_WHAT IS BEING ASKED:_
Find the lines in the entries that follow where the word "half" occurs, and state how many there are, with no other words.

Interface dataset entries
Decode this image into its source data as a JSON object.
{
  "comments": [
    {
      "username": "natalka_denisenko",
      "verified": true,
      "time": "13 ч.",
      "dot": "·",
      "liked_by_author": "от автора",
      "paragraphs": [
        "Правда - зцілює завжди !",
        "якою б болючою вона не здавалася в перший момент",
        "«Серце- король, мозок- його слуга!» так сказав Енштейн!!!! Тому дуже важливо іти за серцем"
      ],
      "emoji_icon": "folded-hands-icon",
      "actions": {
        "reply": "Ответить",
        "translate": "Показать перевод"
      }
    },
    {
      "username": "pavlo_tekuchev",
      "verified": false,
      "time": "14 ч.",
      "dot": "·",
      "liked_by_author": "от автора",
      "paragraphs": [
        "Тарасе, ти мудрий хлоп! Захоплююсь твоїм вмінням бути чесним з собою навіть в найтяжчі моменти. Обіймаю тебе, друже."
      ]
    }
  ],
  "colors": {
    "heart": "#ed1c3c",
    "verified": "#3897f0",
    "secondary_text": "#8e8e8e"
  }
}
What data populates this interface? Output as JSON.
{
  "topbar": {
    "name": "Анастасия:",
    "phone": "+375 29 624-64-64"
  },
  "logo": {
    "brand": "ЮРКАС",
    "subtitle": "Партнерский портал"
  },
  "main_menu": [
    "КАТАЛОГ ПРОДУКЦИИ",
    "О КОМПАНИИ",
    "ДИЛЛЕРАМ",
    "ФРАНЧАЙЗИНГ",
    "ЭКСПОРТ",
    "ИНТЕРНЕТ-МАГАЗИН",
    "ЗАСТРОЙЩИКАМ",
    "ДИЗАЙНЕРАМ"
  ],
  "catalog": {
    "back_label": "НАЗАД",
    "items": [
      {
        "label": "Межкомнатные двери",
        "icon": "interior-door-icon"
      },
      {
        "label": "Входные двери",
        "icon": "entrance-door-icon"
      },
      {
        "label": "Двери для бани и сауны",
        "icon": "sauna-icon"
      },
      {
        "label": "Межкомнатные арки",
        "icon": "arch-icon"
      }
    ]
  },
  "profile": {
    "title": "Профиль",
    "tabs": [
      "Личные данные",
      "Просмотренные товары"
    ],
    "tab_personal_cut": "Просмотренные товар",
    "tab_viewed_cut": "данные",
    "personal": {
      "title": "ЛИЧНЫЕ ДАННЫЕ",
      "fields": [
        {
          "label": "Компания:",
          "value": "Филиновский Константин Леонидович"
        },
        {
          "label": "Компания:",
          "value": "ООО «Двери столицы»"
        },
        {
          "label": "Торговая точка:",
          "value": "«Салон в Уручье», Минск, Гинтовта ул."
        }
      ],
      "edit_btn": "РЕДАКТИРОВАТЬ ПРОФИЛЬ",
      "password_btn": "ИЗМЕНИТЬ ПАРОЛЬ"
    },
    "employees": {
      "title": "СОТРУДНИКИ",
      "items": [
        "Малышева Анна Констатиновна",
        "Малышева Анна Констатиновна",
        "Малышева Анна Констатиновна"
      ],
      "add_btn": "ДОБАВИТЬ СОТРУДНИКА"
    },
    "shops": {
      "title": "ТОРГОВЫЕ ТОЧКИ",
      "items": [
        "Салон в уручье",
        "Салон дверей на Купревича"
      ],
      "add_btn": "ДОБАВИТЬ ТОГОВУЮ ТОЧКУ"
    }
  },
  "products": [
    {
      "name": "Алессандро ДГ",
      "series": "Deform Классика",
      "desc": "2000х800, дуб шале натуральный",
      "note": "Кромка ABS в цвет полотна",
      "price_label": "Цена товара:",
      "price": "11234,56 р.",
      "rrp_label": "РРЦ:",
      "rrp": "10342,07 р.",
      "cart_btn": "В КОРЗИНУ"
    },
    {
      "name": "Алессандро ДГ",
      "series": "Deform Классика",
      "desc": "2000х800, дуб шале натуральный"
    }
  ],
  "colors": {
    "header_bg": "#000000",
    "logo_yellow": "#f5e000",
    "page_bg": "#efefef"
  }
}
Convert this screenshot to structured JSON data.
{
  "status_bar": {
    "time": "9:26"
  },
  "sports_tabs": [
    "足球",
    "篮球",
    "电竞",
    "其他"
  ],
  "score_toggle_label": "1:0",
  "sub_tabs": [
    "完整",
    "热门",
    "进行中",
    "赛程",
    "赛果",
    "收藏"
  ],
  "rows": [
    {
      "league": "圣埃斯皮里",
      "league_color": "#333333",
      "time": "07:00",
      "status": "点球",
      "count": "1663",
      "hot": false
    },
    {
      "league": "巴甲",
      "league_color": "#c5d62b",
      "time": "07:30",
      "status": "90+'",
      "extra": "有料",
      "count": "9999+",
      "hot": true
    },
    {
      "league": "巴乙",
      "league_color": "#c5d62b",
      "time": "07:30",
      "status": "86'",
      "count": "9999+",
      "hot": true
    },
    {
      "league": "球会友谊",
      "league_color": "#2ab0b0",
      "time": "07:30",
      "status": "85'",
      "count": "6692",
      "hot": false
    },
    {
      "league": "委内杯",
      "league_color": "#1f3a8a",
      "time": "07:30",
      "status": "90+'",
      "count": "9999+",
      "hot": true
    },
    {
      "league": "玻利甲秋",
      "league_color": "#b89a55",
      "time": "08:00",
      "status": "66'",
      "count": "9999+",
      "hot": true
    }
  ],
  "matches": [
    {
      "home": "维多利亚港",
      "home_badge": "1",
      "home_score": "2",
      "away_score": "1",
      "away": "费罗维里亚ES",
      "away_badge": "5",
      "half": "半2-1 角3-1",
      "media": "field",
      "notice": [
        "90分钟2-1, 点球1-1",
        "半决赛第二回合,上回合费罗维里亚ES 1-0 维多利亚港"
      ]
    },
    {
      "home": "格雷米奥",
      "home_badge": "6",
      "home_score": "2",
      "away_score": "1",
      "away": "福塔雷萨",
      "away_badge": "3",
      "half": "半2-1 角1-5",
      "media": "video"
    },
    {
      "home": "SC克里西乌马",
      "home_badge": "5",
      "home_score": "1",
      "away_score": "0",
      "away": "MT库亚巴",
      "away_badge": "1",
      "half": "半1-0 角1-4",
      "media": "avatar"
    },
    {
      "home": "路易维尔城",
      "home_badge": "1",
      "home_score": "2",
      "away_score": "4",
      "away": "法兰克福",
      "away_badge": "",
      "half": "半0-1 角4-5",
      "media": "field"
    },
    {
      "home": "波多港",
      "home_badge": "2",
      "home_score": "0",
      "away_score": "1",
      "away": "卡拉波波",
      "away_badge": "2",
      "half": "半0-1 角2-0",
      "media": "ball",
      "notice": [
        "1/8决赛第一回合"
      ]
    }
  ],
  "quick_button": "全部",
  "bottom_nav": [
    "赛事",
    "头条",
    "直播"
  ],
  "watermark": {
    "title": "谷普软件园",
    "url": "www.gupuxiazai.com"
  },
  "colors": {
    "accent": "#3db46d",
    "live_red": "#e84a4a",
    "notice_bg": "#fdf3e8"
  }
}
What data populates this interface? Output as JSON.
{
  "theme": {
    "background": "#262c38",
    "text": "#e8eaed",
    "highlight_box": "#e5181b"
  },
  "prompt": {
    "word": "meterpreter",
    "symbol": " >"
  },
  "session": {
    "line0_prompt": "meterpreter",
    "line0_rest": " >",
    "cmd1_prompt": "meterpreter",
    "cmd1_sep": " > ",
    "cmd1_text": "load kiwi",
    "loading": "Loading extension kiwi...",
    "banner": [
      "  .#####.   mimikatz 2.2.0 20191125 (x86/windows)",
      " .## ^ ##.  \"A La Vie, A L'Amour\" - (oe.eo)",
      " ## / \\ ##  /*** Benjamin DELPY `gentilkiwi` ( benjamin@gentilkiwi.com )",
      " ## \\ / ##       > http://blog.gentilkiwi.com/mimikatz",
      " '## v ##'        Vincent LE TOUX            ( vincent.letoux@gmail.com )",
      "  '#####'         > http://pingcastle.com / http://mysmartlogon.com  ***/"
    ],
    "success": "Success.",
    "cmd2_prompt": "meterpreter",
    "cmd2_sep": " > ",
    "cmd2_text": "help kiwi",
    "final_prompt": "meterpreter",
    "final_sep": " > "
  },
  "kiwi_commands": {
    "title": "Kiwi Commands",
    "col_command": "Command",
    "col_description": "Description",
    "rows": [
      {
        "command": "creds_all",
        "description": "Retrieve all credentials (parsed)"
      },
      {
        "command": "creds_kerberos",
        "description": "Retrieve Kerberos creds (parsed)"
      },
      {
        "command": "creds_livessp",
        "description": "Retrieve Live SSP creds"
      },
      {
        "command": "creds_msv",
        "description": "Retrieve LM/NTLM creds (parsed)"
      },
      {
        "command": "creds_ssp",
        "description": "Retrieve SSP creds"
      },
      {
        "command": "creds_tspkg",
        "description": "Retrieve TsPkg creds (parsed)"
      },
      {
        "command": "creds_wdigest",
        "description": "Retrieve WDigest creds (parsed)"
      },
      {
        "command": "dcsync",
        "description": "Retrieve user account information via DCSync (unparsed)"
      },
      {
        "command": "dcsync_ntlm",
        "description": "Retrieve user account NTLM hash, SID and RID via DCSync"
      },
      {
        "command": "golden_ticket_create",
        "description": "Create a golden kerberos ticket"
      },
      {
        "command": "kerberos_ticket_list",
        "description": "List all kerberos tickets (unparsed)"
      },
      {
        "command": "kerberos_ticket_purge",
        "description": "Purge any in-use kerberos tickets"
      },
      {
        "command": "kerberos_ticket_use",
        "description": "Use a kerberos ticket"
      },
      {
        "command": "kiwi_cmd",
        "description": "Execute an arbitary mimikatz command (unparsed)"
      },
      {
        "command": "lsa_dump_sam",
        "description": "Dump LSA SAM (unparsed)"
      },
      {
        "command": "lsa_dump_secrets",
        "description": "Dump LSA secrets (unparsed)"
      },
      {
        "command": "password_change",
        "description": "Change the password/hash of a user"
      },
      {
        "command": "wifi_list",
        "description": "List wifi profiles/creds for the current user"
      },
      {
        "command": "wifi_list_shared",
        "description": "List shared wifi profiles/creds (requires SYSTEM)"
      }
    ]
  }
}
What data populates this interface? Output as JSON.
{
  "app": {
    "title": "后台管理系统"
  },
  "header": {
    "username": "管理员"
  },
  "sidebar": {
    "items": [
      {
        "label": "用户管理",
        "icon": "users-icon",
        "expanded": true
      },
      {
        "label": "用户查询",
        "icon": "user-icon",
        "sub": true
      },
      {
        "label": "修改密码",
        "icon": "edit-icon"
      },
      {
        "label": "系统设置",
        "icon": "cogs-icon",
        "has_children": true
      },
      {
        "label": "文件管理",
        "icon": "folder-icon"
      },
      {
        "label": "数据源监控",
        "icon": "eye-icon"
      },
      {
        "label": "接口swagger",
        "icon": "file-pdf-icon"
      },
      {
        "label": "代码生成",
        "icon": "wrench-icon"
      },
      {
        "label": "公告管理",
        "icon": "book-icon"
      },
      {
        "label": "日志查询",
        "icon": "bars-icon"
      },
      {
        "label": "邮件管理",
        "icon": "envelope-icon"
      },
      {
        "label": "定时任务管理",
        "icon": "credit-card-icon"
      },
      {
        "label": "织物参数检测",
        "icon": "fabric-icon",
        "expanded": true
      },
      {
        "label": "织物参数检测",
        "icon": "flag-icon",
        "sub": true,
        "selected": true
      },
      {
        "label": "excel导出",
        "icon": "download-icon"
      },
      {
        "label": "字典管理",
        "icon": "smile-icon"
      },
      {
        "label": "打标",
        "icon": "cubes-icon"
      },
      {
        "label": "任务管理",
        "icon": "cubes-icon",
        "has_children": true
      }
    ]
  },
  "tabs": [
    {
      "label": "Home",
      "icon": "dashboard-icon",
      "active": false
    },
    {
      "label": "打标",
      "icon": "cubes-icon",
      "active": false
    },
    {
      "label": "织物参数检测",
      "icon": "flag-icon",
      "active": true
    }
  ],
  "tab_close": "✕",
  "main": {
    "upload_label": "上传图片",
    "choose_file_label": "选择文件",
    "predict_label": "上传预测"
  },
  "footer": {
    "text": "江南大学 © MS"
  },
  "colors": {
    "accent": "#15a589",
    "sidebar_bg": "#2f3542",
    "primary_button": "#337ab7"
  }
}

_ANSWER TO THIS PROBLEM:_
5